Posts Tagged ‘mortgage deduction’

Congress Shouldn’t Forget About Tax Entitlements In Its Search for Deficit Reduction

Yesterday, Washington Post columnist Bob Samuelson urged lawmakers to “just eliminate…the whole notion of entitlements.”  His provocative argument: The very word “entitlement” makes people believe these programs are somehow untouchable. They are, for instance, effectively exempt from the sequester’s cuts even though they represent two-thirds of all government spending. Bob is on to something but he […]

Mission Impossible: Cutting the Corporate Tax Rate to 25 Percent

It has been an article of faith among most congressional Republicans and many Democrats that the corporate tax rate should be cut from today’s top level of 35 percent to 25 percent—or even less. And backers of the idea breezily suggest this could be paid for by scaling back some corporate tax breaks. But a new […]

Perry’s Free Lunch Flat Tax

There is lots we still don’t know about GOP presidential hopeful Rick Perry’s tax and budget plan. But I am pretty sure of one thing: The proposal he released today would result in a massive tax cut and, combined with his vow to balance the federal budget by 2020, implies huge reductions in federal spending.  Perry, […]

How Congress Can Cap Tax Breaks

Sooner or later, Congress will realize it needs new revenues to help balance the budget, and trimming tax subsidies is the way to get them.  But will it tackle individual preferences, such as the mortgage interest deduction, one at a time? Or, will it try to limit the political bloodshed and go after these tax […]

Fannie, Freddie, and the Mortgage Interest Deduction

Tomorrow, the White House will release its ideas for overhauling mortgage giants Fannie Mae and Freddie Mac.  While there is little agreement in Washington over just what to do, there is broad bipartisan support for big changes.
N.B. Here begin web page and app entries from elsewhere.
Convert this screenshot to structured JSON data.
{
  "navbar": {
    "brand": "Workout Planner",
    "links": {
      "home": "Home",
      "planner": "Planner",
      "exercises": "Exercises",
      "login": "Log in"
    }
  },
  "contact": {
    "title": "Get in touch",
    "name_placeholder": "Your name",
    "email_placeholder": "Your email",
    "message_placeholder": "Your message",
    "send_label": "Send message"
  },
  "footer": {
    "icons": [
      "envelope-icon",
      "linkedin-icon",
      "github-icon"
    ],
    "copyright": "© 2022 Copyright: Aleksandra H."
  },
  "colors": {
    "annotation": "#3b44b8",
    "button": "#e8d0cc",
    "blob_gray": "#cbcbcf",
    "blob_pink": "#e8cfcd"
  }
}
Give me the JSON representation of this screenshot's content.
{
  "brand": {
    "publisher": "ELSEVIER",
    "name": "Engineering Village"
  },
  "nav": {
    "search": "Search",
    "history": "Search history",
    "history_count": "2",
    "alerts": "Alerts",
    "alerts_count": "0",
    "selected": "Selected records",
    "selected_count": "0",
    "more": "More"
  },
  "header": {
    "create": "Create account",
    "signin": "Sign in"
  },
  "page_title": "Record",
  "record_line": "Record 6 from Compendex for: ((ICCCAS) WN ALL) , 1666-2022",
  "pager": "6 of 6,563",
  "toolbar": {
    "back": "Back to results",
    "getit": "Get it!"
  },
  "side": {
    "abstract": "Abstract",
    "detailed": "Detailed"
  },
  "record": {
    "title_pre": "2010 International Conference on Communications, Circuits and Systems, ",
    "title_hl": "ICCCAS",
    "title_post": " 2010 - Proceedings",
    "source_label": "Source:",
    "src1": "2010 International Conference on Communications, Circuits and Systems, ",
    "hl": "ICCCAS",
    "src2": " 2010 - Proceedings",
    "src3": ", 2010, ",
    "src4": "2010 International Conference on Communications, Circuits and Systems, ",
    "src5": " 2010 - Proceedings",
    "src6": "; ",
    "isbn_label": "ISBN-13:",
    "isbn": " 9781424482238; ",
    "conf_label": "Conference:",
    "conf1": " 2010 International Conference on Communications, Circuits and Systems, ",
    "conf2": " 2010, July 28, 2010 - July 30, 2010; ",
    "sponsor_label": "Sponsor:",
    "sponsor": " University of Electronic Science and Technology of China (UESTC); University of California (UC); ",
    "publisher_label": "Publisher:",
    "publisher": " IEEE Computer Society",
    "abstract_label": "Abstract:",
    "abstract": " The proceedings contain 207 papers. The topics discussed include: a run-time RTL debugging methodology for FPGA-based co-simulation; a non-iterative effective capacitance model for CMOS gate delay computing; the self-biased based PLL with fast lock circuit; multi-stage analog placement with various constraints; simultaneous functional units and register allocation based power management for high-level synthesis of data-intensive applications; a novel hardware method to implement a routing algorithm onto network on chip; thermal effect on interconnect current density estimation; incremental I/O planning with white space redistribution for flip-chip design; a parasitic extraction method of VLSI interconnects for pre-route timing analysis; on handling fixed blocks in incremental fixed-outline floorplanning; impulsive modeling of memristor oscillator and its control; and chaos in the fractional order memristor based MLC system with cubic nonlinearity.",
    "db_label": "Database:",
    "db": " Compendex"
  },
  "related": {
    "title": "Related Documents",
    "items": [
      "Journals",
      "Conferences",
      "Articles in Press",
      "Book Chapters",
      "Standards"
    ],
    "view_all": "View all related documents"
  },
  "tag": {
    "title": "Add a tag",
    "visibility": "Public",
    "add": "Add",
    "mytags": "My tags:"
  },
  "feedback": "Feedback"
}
In large part that’s because when the implicit government guaranty behind Fan and Fred turned explicit in the […]